[Dataset rows for apps and sites]
*-*-*

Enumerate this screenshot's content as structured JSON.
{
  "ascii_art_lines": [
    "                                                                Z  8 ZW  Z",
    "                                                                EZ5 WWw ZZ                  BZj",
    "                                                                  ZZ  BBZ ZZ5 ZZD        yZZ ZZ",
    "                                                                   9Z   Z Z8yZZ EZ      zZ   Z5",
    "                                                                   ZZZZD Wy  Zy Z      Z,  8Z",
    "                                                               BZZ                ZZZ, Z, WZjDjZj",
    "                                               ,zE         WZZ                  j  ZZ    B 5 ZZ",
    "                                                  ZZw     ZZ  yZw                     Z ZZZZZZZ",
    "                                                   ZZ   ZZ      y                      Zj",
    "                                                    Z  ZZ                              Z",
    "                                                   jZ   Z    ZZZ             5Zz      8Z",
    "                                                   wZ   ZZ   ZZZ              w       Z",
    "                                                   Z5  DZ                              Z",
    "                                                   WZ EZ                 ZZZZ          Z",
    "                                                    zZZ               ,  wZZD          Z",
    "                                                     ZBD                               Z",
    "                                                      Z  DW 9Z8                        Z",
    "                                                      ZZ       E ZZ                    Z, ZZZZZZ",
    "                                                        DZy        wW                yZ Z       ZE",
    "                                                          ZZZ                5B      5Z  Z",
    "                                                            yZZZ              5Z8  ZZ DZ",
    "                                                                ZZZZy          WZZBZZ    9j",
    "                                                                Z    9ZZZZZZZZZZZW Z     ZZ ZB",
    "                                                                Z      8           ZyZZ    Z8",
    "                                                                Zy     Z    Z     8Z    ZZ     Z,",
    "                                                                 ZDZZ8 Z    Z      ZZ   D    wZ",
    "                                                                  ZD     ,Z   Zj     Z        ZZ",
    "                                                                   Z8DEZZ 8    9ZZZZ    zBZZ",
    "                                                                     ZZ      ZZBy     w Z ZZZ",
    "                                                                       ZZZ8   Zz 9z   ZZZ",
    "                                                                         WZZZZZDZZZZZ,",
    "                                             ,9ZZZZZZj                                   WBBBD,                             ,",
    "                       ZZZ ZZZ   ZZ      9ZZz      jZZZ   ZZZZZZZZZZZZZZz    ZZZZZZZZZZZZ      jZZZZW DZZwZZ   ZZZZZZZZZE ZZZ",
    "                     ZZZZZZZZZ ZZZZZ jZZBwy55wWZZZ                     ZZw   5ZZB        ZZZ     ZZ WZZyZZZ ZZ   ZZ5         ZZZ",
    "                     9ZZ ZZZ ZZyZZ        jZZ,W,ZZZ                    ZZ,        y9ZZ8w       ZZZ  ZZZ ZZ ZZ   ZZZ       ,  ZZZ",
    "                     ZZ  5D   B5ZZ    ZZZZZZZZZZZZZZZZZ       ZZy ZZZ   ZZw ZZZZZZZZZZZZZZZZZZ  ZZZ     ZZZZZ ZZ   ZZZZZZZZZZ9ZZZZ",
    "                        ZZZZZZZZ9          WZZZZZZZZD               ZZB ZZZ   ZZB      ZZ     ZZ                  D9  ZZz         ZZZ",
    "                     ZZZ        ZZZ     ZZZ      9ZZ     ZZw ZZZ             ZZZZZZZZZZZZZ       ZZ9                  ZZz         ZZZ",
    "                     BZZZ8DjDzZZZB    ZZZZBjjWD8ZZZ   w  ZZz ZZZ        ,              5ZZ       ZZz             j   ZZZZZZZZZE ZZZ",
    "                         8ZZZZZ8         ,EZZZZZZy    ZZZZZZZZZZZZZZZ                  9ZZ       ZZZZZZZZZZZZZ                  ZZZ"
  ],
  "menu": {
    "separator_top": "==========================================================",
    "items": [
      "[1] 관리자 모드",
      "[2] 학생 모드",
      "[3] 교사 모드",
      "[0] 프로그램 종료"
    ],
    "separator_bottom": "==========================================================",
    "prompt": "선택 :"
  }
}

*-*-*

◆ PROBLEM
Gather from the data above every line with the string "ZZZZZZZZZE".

◆ TASK SOLUTION
    "                       ZZZ ZZZ   ZZ      9ZZz      jZZZ   ZZZZZZZZZZZZZZz    ZZZZZZZZZZZZ      jZZZZW DZZwZZ   ZZZZZZZZZE ZZZ",
    "                     BZZZ8DjDzZZZB    ZZZZBjjWD8ZZZ   w  ZZz ZZZ        ,              5ZZ       ZZz             j   ZZZZZZZZZE ZZZ",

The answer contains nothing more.